§ Exercise details
Out of the entries that follow, copy each line containing "true".

(Data listing)

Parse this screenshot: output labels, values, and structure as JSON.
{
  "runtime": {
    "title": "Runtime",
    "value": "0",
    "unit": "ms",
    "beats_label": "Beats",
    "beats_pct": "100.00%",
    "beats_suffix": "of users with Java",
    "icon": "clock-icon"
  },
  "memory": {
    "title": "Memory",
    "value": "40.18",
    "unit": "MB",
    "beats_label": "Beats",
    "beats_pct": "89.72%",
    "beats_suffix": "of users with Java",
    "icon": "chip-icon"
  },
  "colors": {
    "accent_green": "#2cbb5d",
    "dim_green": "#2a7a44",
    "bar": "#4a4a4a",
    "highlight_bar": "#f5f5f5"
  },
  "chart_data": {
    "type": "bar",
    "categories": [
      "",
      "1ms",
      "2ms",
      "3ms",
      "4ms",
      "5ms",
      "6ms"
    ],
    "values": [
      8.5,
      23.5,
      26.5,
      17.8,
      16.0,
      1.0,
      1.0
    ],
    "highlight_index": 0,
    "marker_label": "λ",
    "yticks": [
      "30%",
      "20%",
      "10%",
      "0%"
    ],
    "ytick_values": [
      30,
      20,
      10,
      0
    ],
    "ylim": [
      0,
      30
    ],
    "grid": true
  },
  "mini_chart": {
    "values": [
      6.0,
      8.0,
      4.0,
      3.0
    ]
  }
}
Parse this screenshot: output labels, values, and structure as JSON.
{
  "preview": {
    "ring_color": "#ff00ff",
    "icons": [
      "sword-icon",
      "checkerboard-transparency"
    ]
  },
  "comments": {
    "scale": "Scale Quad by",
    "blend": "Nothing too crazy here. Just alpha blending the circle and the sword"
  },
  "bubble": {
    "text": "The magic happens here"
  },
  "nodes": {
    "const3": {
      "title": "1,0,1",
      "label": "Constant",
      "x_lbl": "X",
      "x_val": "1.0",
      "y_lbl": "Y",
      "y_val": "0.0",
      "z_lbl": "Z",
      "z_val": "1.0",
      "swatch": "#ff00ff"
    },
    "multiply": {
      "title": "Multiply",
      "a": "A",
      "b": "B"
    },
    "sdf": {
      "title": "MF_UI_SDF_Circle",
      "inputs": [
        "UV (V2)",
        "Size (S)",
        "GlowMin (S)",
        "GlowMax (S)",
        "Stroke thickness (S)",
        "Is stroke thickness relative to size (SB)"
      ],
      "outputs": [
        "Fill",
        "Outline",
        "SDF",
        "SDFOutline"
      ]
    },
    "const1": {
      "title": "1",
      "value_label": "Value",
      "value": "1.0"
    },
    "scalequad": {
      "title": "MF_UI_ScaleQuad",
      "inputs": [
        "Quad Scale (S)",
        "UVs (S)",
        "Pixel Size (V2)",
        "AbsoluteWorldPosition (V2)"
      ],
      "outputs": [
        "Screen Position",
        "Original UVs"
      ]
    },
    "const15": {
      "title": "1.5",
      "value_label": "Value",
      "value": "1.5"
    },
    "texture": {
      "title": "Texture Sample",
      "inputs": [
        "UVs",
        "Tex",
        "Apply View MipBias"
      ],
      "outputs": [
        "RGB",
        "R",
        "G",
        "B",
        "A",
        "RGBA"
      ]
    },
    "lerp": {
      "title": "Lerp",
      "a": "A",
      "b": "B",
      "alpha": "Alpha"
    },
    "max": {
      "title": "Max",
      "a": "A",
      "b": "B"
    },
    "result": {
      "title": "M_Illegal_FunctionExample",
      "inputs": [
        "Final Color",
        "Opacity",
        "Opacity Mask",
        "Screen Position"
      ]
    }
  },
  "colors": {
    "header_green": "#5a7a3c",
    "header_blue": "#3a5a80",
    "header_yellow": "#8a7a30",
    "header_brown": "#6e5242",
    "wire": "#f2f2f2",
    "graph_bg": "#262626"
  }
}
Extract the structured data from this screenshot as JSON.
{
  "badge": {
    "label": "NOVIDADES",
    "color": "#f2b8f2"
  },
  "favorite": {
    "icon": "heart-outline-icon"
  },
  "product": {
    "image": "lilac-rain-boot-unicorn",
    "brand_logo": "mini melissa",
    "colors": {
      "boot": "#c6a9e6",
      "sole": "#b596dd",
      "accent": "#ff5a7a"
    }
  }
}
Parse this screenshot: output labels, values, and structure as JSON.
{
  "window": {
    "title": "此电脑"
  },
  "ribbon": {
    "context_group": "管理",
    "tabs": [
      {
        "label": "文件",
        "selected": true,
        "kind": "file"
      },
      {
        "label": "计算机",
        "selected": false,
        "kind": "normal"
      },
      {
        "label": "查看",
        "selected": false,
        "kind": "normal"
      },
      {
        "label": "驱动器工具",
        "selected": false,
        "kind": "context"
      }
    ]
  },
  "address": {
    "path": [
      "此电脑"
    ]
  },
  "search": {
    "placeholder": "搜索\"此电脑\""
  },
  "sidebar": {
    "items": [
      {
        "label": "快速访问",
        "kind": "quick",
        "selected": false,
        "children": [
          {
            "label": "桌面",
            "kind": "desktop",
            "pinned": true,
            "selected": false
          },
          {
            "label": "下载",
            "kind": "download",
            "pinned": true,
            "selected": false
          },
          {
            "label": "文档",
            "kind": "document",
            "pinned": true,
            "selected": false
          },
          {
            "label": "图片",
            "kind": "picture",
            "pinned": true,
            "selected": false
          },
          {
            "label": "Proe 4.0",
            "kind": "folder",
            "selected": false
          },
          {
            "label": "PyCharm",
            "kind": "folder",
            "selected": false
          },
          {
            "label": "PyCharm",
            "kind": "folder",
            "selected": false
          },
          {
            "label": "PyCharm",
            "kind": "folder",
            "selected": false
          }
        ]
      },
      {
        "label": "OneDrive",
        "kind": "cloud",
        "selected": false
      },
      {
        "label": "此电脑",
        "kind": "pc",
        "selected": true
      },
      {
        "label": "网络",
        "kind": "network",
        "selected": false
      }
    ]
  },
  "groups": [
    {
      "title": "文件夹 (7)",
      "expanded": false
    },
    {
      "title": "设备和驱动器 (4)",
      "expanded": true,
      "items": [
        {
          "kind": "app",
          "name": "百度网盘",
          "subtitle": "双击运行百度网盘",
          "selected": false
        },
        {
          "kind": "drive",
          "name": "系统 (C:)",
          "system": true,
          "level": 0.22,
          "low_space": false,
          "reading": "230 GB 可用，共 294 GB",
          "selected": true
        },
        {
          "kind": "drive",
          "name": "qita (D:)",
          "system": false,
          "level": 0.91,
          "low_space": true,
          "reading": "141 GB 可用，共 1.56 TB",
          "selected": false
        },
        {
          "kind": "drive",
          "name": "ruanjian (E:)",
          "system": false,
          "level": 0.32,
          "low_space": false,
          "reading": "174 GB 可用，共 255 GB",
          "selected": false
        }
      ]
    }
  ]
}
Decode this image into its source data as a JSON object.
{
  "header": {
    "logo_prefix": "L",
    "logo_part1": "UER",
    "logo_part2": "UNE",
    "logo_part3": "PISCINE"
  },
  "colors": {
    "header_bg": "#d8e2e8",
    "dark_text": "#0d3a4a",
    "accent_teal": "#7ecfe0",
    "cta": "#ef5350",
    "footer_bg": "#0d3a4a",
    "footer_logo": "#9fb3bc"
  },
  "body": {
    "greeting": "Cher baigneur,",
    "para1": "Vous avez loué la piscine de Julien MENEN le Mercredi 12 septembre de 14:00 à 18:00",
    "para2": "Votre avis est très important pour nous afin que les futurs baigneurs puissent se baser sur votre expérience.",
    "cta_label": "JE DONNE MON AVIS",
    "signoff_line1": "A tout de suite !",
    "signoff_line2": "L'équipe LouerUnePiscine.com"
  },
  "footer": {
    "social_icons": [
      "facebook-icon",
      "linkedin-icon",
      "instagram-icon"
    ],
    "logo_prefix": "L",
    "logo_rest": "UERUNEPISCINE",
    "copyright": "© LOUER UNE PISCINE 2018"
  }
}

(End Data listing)

§ Answer for this exercise
    "grid": true
        "selected": true,
            "pinned": true,
            "pinned": true,
            "pinned": true,
            "pinned": true,
        "selected": true
      "expanded": true,
          "system": true,
          "selected": true
          "low_space": true,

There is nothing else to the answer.